(Supplied material begins)
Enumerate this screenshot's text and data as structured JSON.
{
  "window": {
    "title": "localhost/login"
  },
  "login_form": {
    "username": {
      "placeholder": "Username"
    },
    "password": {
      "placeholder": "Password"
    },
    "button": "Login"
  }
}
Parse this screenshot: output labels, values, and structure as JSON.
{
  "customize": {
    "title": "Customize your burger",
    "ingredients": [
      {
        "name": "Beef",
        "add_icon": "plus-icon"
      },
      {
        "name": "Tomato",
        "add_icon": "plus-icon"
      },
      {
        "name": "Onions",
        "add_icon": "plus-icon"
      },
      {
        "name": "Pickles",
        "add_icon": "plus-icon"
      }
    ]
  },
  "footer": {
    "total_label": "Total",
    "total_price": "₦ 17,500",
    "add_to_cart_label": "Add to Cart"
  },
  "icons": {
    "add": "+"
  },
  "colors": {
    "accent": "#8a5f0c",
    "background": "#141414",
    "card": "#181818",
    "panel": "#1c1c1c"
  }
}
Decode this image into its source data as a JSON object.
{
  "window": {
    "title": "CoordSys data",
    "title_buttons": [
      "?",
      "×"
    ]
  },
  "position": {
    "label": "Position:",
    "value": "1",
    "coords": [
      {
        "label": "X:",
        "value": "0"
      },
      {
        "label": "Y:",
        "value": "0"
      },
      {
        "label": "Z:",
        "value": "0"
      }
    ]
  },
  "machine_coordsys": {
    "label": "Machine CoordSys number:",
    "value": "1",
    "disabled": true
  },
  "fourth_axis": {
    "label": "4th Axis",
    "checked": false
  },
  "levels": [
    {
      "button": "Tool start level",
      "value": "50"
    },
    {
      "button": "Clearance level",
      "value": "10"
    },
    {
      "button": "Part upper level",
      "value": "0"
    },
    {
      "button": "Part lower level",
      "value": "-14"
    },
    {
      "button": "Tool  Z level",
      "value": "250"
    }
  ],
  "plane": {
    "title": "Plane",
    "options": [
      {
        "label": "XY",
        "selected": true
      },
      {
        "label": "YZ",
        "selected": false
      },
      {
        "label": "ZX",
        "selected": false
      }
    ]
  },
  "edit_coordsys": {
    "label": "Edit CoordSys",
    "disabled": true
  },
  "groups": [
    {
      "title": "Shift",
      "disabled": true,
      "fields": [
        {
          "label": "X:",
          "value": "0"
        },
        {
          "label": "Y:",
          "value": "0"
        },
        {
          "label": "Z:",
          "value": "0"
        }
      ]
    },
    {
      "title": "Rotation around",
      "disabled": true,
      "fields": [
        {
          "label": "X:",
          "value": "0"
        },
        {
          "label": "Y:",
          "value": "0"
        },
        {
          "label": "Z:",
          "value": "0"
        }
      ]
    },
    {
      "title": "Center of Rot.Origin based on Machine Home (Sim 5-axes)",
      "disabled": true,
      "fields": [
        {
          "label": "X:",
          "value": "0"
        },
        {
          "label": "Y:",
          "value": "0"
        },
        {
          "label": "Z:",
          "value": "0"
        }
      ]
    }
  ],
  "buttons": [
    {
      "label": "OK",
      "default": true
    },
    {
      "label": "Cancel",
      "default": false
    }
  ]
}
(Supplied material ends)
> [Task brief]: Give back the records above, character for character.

> [Output for this exercise]:
Enumerate this screenshot's text and data as structured JSON.
{
  "window": {
    "title": "localhost/login"
  },
  "login_form": {
    "username": {
      "placeholder": "Username"
    },
    "password": {
      "placeholder": "Password"
    },
    "button": "Login"
  }
}
Parse this screenshot: output labels, values, and structure as JSON.
{
  "customize": {
    "title": "Customize your burger",
    "ingredients": [
      {
        "name": "Beef",
        "add_icon": "plus-icon"
      },
      {
        "name": "Tomato",
        "add_icon": "plus-icon"
      },
      {
        "name": "Onions",
        "add_icon": "plus-icon"
      },
      {
        "name": "Pickles",
        "add_icon": "plus-icon"
      }
    ]
  },
  "footer": {
    "total_label": "Total",
    "total_price": "₦ 17,500",
    "add_to_cart_label": "Add to Cart"
  },
  "icons": {
    "add": "+"
  },
  "colors": {
    "accent": "#8a5f0c",
    "background": "#141414",
    "card": "#181818",
    "panel": "#1c1c1c"
  }
}
Decode this image into its source data as a JSON object.
{
  "window": {
    "title": "CoordSys data",
    "title_buttons": [
      "?",
      "×"
    ]
  },
  "position": {
    "label": "Position:",
    "value": "1",
    "coords": [
      {
        "label": "X:",
        "value": "0"
      },
      {
        "label": "Y:",
        "value": "0"
      },
      {
        "label": "Z:",
        "value": "0"
      }
    ]
  },
  "machine_coordsys": {
    "label": "Machine CoordSys number:",
    "value": "1",
    "disabled": true
  },
  "fourth_axis": {
    "label": "4th Axis",
    "checked": false
  },
  "levels": [
    {
      "button": "Tool start level",
      "value": "50"
    },
    {
      "button": "Clearance level",
      "value": "10"
    },
    {
      "button": "Part upper level",
      "value": "0"
    },
    {
      "button": "Part lower level",
      "value": "-14"
    },
    {
      "button": "Tool  Z level",
      "value": "250"
    }
  ],
  "plane": {
    "title": "Plane",
    "options": [
      {
        "label": "XY",
        "selected": true
      },
      {
        "label": "YZ",
        "selected": false
      },
      {
        "label": "ZX",
        "selected": false
      }
    ]
  },
  "edit_coordsys": {
    "label": "Edit CoordSys",
    "disabled": true
  },
  "groups": [
    {
      "title": "Shift",
      "disabled": true,
      "fields": [
        {
          "label": "X:",
          "value": "0"
        },
        {
          "label": "Y:",
          "value": "0"
        },
        {
          "label": "Z:",
          "value": "0"
        }
      ]
    },
    {
      "title": "Rotation around",
      "disabled": true,
      "fields": [
        {
          "label": "X:",
          "value": "0"
        },
        {
          "label": "Y:",
          "value": "0"
        },
        {
          "label": "Z:",
          "value": "0"
        }
      ]
    },
    {
      "title": "Center of Rot.Origin based on Machine Home (Sim 5-axes)",
      "disabled": true,
      "fields": [
        {
          "label": "X:",
          "value": "0"
        },
        {
          "label": "Y:",
          "value": "0"
        },
        {
          "label": "Z:",
          "value": "0"
        }
      ]
    }
  ],
  "buttons": [
    {
      "label": "OK",
      "default": true
    },
    {
      "label": "Cancel",
      "default": false
    }
  ]
}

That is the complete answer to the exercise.